Pupils at Rosehearty School took part in a major art initiative which saw a professor of the University of Aberdeen visit the primary school.
The ‘Masterpieces into Schools’ project aims to give school children across the UK the chance to see art works by world-renowned artists.
Rosehearty School pupils were lucky enough to be part of the initiative, which saw John Duncan Fergusson’s 1910 oil painting ‘Hortensia’ loaned to the school from the University of Aberdeen’s Museum Collections.
The painting was accompanied by Shona Elliott of the University’s Museums service and Professor John Morrison of the University’s History of Art department.
Professor Morrison gave a talk to P4-7 pupils, giving them the opportunity to learn about the history and context of the painting and to inspire them to create their own works of art.
During one of the talks, Professor Morrison said the painting on show was “worth more than a Ferrari”.
During the course of the day, P4 pupils created their own works based on the painting; P5 pupils made their own collages; P6 pupils recreated part of the visiting masterpiece; and P7 pupils created their own artworks, using Hortensia as their inspiration, but had to change at least one aspect of the painting.
Commenting, Head teacher Roselynn Birnie said: “We’re really privileged and excited about this initiative.
“It’s a great learning experience for the children and it’s supporting the Curriculum for Excellence.”
Shona Elliott, curator in the University’s Museums commented: “The University of Aberdeen’s museum collections are among the most important in Scotland.
“We have been delighted to work with the Public Catalogue Foundation and BBC Learning to arrange for the loan of one of the most important of our hundreds of paintings to Rosehearty School.”
The ‘Masterpieces into Schools’ scheme is organised by Your Paintings - a joint initiative between the BBC, the Public Catalogue Foundation and participating collections and museums from across the UK.

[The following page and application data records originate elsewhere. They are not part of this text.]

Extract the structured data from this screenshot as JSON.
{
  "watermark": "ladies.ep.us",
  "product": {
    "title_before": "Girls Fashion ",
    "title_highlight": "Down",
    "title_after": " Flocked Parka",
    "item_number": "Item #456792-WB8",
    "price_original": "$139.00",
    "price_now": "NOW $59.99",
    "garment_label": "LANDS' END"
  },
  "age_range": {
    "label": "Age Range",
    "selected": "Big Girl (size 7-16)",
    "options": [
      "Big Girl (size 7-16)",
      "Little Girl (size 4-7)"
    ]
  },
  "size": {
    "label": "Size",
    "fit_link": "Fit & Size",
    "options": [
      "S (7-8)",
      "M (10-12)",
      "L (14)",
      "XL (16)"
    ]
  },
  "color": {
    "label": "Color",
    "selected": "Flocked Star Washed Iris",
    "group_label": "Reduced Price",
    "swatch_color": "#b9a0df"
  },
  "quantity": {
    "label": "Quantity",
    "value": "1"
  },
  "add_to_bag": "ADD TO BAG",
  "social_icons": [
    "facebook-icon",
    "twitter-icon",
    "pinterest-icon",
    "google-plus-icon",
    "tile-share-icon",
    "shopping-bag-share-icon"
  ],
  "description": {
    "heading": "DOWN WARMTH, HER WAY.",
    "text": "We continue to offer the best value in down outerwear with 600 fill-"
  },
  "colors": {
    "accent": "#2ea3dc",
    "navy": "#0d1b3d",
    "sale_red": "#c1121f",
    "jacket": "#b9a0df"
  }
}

The University of Aberdeen offers many activities to engage the public with its research and expertise, including exhibitions, activities for schools, talks, festivals and events co-ordinated by the University’s award-winning public engagement with research unit.